■ **Exercise brief**: Give only the number of lines in the records that include "What".

■ **Data shown**:

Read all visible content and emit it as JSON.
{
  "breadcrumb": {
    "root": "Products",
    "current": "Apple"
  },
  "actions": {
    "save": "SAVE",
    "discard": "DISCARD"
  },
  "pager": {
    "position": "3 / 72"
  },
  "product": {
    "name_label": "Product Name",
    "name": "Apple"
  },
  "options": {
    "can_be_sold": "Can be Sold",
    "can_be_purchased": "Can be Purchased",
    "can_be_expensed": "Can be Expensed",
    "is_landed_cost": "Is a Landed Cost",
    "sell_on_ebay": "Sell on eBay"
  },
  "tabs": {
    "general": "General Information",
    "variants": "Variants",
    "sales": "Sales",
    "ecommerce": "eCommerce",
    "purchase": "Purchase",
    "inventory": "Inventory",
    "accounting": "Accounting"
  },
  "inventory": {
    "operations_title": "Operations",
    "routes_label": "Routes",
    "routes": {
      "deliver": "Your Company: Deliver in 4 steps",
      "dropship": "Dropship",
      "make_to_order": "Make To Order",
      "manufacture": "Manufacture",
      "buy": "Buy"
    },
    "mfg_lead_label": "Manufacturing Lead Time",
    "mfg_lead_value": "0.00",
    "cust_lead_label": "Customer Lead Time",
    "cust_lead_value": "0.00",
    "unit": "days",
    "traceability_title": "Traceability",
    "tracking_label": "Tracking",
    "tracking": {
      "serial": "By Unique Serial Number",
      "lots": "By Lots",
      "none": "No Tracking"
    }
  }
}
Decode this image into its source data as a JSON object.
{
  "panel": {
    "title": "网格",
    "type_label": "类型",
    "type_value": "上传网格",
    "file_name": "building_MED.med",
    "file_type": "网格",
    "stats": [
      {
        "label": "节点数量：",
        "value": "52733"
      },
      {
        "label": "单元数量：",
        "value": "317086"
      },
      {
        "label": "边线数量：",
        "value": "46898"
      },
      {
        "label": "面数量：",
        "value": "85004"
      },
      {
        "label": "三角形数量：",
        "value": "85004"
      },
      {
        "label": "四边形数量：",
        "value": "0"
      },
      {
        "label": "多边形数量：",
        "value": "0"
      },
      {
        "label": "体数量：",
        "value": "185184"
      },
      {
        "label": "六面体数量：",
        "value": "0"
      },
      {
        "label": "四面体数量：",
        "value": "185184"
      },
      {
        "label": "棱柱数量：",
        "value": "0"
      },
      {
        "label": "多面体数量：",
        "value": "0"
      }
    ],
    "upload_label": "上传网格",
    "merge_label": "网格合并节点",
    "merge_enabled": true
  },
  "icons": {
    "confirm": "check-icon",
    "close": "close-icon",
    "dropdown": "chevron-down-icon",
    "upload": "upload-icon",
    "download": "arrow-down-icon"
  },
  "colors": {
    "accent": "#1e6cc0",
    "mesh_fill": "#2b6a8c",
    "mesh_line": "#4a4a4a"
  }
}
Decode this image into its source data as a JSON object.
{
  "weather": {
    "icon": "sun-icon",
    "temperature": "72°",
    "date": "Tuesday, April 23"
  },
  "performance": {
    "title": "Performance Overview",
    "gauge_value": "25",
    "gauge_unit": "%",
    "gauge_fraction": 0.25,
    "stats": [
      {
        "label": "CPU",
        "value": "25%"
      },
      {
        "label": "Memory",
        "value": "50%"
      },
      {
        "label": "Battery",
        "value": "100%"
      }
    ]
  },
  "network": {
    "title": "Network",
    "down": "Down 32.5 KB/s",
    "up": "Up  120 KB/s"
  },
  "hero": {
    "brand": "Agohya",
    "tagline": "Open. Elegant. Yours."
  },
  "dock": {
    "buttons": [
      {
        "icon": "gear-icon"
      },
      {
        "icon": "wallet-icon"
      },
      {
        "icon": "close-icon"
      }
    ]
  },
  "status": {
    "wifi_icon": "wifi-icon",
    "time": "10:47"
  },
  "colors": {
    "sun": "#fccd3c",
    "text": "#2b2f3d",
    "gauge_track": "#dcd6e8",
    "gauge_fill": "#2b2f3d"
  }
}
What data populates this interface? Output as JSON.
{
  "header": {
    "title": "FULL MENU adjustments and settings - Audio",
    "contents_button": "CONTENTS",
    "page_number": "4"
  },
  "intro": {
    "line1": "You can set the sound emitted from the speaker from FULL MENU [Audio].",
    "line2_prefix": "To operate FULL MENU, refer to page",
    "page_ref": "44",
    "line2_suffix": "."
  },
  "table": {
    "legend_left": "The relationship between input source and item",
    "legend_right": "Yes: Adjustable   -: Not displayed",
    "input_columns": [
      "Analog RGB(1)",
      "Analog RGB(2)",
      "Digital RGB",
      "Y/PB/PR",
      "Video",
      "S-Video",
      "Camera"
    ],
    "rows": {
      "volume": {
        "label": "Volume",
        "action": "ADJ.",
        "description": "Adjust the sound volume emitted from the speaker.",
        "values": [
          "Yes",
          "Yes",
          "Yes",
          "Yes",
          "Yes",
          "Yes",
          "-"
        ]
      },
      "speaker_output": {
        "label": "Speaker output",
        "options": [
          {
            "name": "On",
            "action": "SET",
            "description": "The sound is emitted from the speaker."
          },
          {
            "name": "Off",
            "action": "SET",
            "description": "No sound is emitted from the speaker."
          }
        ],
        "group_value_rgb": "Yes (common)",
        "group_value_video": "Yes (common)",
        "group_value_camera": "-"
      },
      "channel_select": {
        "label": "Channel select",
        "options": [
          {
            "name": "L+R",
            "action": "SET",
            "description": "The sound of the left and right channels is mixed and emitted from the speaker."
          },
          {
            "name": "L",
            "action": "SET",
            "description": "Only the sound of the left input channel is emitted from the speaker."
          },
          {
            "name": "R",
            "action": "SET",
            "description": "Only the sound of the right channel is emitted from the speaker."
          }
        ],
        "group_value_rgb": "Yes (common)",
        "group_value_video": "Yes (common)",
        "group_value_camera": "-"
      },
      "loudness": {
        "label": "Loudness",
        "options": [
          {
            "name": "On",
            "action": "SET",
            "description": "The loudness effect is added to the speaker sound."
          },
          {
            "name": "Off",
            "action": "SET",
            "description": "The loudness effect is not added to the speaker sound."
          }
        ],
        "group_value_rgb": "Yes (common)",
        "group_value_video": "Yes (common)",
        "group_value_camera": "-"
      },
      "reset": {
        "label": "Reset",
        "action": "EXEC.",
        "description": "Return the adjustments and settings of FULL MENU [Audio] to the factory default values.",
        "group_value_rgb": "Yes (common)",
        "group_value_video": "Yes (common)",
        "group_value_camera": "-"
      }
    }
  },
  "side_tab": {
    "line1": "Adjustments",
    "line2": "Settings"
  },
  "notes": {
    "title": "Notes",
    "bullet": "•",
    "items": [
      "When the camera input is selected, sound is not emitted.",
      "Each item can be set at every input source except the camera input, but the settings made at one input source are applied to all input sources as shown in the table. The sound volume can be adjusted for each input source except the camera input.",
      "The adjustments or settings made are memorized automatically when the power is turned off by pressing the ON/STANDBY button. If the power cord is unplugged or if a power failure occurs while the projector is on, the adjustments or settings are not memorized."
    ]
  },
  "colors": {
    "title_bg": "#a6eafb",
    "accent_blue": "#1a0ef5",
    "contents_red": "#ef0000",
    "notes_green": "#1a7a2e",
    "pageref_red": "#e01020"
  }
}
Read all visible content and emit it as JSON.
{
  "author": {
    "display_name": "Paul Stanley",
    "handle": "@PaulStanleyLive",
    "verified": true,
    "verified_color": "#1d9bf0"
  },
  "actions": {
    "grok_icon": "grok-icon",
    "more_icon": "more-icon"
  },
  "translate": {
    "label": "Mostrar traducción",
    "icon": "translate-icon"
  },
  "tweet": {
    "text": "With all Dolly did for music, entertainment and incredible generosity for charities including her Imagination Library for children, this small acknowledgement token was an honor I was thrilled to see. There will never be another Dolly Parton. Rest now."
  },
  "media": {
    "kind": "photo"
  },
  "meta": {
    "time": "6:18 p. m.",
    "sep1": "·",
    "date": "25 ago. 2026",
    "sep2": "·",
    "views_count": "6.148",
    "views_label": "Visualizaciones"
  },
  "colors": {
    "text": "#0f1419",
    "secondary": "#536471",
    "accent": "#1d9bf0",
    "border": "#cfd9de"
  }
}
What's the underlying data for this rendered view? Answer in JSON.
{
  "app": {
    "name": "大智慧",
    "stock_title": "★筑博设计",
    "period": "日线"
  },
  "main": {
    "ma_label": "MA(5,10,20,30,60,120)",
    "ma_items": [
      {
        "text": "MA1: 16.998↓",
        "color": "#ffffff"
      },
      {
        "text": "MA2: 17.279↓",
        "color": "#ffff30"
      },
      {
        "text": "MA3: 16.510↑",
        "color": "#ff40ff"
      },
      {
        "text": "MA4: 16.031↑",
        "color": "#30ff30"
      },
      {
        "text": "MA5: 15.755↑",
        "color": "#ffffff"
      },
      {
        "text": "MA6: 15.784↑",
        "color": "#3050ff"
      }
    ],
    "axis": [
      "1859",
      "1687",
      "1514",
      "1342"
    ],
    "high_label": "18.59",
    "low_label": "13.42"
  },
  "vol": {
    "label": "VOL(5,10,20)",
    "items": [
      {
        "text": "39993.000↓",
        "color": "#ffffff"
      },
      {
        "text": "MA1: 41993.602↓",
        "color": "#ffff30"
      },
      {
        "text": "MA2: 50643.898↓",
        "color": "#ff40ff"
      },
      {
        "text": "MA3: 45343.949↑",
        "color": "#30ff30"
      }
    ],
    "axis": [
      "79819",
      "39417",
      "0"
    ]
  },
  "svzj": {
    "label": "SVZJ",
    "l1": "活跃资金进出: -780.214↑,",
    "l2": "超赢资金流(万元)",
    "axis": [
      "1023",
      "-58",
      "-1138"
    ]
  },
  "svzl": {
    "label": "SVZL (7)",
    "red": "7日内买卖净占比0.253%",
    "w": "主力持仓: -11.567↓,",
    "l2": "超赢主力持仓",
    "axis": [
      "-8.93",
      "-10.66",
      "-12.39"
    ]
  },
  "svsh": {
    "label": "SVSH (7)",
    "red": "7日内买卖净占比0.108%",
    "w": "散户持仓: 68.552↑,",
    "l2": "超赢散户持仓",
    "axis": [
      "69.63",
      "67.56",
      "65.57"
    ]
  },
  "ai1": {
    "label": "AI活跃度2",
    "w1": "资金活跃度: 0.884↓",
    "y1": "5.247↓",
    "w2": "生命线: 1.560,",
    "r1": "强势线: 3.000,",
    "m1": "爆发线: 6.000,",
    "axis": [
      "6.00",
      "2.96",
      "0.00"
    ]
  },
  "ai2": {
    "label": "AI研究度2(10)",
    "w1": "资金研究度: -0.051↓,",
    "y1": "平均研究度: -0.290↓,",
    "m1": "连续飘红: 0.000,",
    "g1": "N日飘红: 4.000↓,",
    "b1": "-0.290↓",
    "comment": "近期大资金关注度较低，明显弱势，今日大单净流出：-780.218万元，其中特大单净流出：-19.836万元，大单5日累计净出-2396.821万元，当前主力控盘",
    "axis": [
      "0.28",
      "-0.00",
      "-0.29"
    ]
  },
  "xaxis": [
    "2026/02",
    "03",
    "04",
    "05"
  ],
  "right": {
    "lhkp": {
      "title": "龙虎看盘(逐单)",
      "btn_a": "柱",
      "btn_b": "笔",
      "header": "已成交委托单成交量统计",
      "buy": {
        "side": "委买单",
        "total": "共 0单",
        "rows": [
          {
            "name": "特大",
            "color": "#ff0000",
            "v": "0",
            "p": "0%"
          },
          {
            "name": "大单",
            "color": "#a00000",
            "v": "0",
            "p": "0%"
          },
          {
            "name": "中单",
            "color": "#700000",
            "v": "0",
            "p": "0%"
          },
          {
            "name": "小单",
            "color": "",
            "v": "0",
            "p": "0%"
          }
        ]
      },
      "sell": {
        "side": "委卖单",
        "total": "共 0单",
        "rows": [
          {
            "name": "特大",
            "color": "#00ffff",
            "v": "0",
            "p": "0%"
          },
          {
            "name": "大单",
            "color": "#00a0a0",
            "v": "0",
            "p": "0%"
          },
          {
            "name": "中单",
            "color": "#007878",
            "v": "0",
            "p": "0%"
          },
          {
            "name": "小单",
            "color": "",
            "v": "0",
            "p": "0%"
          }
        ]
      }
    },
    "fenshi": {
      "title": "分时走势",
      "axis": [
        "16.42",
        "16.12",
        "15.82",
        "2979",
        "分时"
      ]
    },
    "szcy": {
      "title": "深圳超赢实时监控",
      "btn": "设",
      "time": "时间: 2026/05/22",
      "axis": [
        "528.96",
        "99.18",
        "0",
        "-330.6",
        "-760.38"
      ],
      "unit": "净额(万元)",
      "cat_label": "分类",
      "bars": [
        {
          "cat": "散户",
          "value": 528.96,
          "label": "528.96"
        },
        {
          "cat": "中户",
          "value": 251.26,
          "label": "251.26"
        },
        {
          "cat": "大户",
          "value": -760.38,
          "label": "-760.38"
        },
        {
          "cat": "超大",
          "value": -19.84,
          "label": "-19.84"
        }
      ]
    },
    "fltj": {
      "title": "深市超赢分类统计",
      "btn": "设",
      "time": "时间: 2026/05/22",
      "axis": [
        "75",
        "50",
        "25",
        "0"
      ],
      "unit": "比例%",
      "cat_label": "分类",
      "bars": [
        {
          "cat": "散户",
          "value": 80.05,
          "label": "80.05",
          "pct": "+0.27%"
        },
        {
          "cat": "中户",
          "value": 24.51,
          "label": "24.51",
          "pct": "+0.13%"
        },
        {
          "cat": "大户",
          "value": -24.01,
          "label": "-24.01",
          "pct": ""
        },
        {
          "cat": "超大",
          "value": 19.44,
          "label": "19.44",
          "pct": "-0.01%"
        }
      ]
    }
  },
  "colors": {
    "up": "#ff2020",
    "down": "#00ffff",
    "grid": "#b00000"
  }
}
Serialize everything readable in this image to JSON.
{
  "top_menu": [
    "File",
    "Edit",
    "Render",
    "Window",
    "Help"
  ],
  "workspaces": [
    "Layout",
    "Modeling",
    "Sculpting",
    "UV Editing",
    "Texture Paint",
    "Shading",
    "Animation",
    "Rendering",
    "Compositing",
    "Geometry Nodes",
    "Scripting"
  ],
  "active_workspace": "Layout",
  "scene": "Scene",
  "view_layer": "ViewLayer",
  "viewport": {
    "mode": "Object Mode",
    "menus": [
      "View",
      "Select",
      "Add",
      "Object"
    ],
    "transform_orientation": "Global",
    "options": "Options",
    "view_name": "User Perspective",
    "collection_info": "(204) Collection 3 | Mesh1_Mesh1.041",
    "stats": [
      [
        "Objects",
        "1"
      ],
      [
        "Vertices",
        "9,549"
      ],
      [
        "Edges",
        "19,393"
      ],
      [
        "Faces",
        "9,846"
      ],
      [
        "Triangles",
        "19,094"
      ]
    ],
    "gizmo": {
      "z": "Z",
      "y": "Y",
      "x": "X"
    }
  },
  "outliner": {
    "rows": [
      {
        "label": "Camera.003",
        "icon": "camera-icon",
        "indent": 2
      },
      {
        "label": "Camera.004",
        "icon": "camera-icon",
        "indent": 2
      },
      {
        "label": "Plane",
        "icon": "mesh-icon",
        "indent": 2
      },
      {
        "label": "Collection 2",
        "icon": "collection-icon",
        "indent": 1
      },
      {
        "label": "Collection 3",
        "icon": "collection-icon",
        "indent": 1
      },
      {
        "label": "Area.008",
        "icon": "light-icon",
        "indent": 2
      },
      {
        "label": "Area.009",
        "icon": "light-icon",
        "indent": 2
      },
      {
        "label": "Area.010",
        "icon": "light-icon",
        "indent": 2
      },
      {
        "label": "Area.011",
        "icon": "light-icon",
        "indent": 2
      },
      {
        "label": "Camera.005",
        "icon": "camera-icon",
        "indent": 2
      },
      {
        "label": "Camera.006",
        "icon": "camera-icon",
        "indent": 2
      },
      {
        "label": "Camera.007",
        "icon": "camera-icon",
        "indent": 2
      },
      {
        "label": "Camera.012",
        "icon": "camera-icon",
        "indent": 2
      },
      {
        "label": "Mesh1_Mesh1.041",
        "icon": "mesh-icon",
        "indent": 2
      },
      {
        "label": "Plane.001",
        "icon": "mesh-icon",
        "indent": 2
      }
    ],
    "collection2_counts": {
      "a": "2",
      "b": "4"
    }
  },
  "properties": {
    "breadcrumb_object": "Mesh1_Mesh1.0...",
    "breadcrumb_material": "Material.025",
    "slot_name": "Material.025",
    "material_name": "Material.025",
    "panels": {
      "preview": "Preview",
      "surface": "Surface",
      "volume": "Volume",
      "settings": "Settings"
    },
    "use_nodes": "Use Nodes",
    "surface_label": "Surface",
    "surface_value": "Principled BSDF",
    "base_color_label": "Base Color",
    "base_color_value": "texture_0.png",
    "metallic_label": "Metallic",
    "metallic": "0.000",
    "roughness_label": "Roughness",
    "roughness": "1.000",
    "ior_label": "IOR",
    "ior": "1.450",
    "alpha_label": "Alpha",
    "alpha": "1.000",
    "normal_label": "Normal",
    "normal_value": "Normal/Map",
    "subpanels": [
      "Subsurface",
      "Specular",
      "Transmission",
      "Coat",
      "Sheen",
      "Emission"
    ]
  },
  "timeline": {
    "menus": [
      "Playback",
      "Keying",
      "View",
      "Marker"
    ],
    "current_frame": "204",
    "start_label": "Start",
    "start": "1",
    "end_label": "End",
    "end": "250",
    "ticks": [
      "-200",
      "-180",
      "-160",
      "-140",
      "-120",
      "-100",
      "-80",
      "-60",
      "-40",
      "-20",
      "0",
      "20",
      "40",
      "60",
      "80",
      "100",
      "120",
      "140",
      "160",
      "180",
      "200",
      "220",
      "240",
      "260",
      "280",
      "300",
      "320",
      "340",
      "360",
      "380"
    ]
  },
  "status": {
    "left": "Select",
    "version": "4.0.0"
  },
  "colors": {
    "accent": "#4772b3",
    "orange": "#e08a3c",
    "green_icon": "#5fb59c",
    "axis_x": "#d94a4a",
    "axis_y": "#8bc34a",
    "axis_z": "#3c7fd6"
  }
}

■ **Solution to this problem**: 2